As our visit to La Molina formed part of our Northern Spain road trip, we drove direct from our campsite south of Barcelona (Camping Vilanova Park). We had taken our Bongo camper on the ferry to Spain from the UK and so this was self-drive.
However, if you want to travel to La Molina directly from the UK, the easiest way is to fly to Barcelona, and then hire a car to drive the 2 hours to the resort.
You could get the direct train from Barcelona to La Molina, but when you consider the cost and faff of getting to and from the train station either end for a family, it probably works out cheaper hiring a car and driving yourselves.
Summary of costs skiing at La Molina
See the breakdown below of our skiing costs at La Molina. This worked out at about £1700 for the four days, for two adults and two kids (age 6 and 8).
|La Guitart La Molina (5 nights)||€945.60|
|Parking (5 nights)||€60|
|Ski lessons for the boys (10 hours)||€400|
|Ski equipment hire||€200|
|Lift passes for four days (2 adults, 1 infant, 1 bambino)||€440|
|Total cost (€)||€2045.60|
Please note that these prices are what we paid Dec/Jan 2020/2021. They are likely to change for future seasons.
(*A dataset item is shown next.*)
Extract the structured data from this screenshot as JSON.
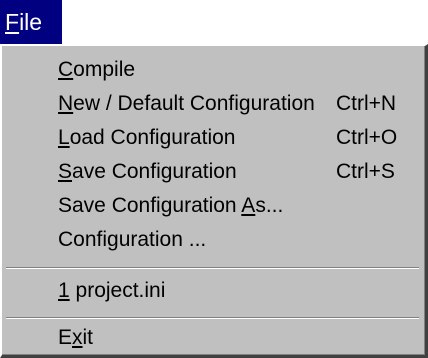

I haven’t included food, as this depends with how much you eat out or self-cater. It is very possible to keep food costs down (or cheaper) to what you normally spend at home.
I also haven’t included travel costs to get to La Molina as we were road tripping Spain and in Northern Spain anyway.
Final thoughts on our first family ski trip in Spain
This was a superb introduction for our boys to skiing. With all it’s blue and green runs and the fantastic instruction from Feran, I really couldn’t have asked for more. I’m amazed at how the boys’ ability leaped in just four days; they are now hooked and desperate to go skiing again!
Also, for a first trip, four full days of skiing felt to be just the right amount of time. The boys certainly wanted to stay for longer, but us parents can tell when they’re getting tired, right? Plus, by the end of the fourth day, my legs were ready for a day off.
Some people may be put off at the lack of après ski. But as it was our first family ski trip, not only did it help keep costs down, but it meant that there were no distractions once the lifts had closed for the day and we could all return to the aparthotel to relax.
Click here to read our tips for a successful fist time family ski trip.
La Molina, we’ll definitely be back.